Extracted information Start Marker
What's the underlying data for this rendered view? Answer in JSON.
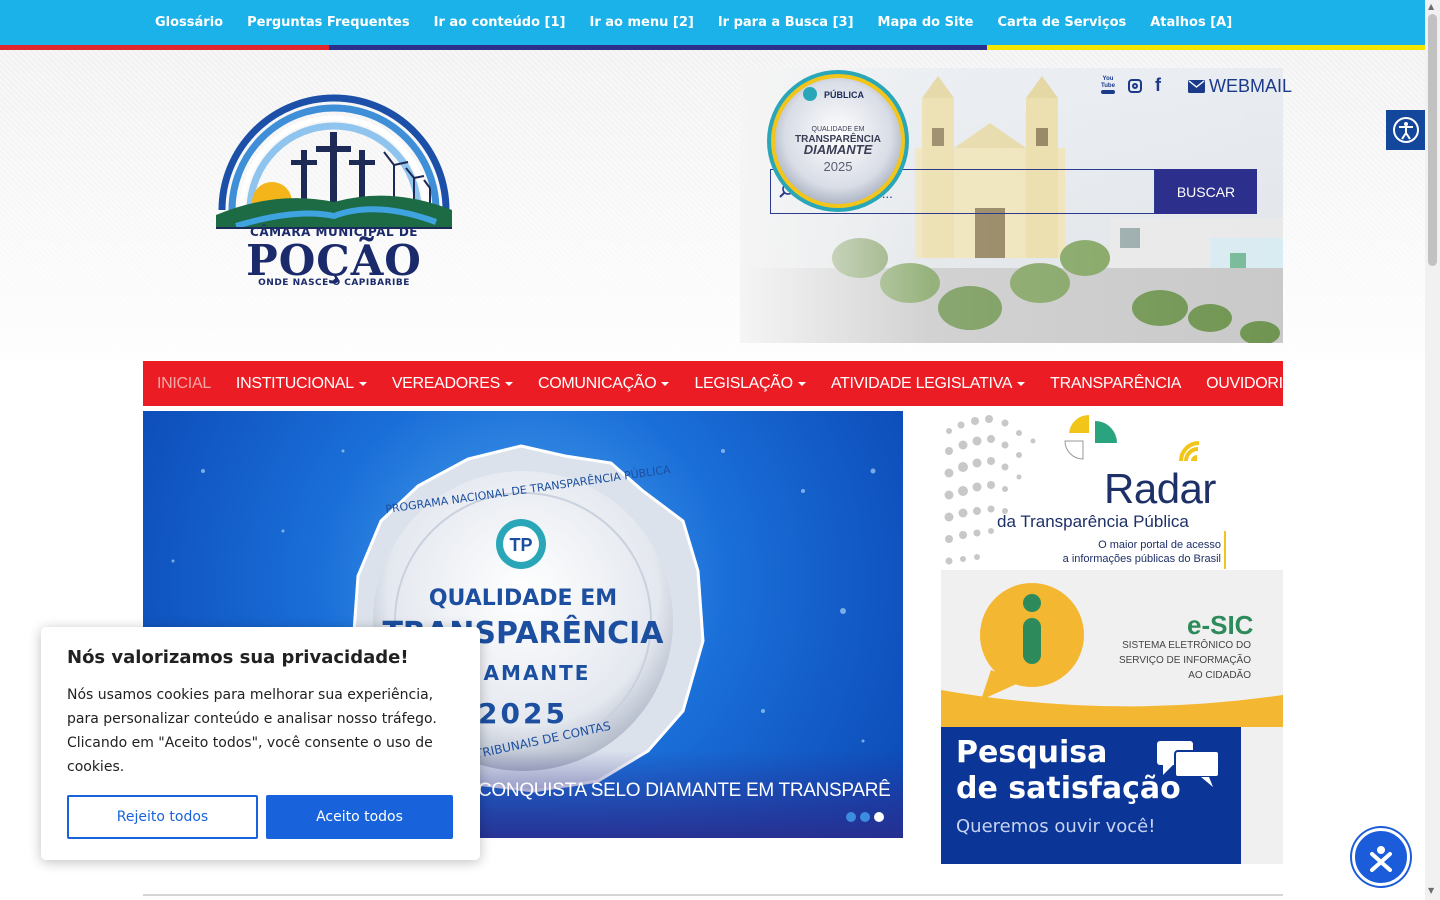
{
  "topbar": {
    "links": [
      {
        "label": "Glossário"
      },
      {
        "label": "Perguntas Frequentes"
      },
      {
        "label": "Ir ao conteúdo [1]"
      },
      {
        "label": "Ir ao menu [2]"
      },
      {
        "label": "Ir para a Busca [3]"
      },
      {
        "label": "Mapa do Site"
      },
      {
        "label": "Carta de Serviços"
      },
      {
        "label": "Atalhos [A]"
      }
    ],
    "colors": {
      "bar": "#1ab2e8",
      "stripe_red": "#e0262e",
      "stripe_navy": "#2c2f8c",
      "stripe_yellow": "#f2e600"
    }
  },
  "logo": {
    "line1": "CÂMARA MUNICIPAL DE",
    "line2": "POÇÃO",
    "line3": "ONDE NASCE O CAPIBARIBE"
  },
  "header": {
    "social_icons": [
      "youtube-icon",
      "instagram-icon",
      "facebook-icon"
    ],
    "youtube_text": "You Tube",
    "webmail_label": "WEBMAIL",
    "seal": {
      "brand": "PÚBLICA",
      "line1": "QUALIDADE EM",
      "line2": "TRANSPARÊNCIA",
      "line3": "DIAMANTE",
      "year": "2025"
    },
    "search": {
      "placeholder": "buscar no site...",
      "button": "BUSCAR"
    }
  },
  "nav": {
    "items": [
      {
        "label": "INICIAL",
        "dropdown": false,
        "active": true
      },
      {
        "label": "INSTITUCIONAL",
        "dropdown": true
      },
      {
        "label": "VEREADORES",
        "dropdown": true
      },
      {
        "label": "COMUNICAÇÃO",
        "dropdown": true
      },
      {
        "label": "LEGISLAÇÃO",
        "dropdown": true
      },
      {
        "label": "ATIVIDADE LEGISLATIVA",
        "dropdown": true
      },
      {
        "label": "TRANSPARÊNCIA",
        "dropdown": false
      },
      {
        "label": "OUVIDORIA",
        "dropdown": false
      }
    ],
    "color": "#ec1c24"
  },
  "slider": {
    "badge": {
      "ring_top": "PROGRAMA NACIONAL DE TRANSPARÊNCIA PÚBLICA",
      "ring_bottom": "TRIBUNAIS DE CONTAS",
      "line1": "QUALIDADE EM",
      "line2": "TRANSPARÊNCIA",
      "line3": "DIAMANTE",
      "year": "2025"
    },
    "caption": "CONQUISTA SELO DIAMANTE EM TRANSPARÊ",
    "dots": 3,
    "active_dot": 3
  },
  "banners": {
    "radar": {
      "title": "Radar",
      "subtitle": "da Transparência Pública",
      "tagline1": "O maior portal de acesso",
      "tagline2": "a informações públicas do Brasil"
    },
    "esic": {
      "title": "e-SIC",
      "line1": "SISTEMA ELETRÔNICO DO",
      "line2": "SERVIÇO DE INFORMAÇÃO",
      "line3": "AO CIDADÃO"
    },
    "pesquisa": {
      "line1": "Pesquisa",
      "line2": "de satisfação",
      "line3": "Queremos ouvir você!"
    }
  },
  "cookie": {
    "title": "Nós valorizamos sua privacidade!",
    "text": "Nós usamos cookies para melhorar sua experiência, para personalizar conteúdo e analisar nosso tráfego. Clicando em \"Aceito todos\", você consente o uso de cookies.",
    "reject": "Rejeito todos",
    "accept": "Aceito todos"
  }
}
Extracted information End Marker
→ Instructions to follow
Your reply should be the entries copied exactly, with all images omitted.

→ Solution to this exercise
What's the underlying data for this rendered view? Answer in JSON.
{
  "topbar": {
    "links": [
      {
        "label": "Glossário"
      },
      {
        "label": "Perguntas Frequentes"
      },
      {
        "label": "Ir ao conteúdo [1]"
      },
      {
        "label": "Ir ao menu [2]"
      },
      {
        "label": "Ir para a Busca [3]"
      },
      {
        "label": "Mapa do Site"
      },
      {
        "label": "Carta de Serviços"
      },
      {
        "label": "Atalhos [A]"
      }
    ],
    "colors": {
      "bar": "#1ab2e8",
      "stripe_red": "#e0262e",
      "stripe_navy": "#2c2f8c",
      "stripe_yellow": "#f2e600"
    }
  },
  "logo": {
    "line1": "CÂMARA MUNICIPAL DE",
    "line2": "POÇÃO",
    "line3": "ONDE NASCE O CAPIBARIBE"
  },
  "header": {
    "social_icons": [
      "youtube-icon",
      "instagram-icon",
      "facebook-icon"
    ],
    "youtube_text": "You Tube",
    "webmail_label": "WEBMAIL",
    "seal": {
      "brand": "PÚBLICA",
      "line1": "QUALIDADE EM",
      "line2": "TRANSPARÊNCIA",
      "line3": "DIAMANTE",
      "year": "2025"
    },
    "search": {
      "placeholder": "buscar no site...",
      "button": "BUSCAR"
    }
  },
  "nav": {
    "items": [
      {
        "label": "INICIAL",
        "dropdown": false,
        "active": true
      },
      {
        "label": "INSTITUCIONAL",
        "dropdown": true
      },
      {
        "label": "VEREADORES",
        "dropdown": true
      },
      {
        "label": "COMUNICAÇÃO",
        "dropdown": true
      },
      {
        "label": "LEGISLAÇÃO",
        "dropdown": true
      },
      {
        "label": "ATIVIDADE LEGISLATIVA",
        "dropdown": true
      },
      {
        "label": "TRANSPARÊNCIA",
        "dropdown": false
      },
      {
        "label": "OUVIDORIA",
        "dropdown": false
      }
    ],
    "color": "#ec1c24"
  },
  "slider": {
    "badge": {
      "ring_top": "PROGRAMA NACIONAL DE TRANSPARÊNCIA PÚBLICA",
      "ring_bottom": "TRIBUNAIS DE CONTAS",
      "line1": "QUALIDADE EM",
      "line2": "TRANSPARÊNCIA",
      "line3": "DIAMANTE",
      "year": "2025"
    },
    "caption": "CONQUISTA SELO DIAMANTE EM TRANSPARÊ",
    "dots": 3,
    "active_dot": 3
  },
  "banners": {
    "radar": {
      "title": "Radar",
      "subtitle": "da Transparência Pública",
      "tagline1": "O maior portal de acesso",
      "tagline2": "a informações públicas do Brasil"
    },
    "esic": {
      "title": "e-SIC",
      "line1": "SISTEMA ELETRÔNICO DO",
      "line2": "SERVIÇO DE INFORMAÇÃO",
      "line3": "AO CIDADÃO"
    },
    "pesquisa": {
      "line1": "Pesquisa",
      "line2": "de satisfação",
      "line3": "Queremos ouvir você!"
    }
  },
  "cookie": {
    "title": "Nós valorizamos sua privacidade!",
    "text": "Nós usamos cookies para melhorar sua experiência, para personalizar conteúdo e analisar nosso tráfego. Clicando em \"Aceito todos\", você consente o uso de cookies.",
    "reject": "Rejeito todos",
    "accept": "Aceito todos"
  }
}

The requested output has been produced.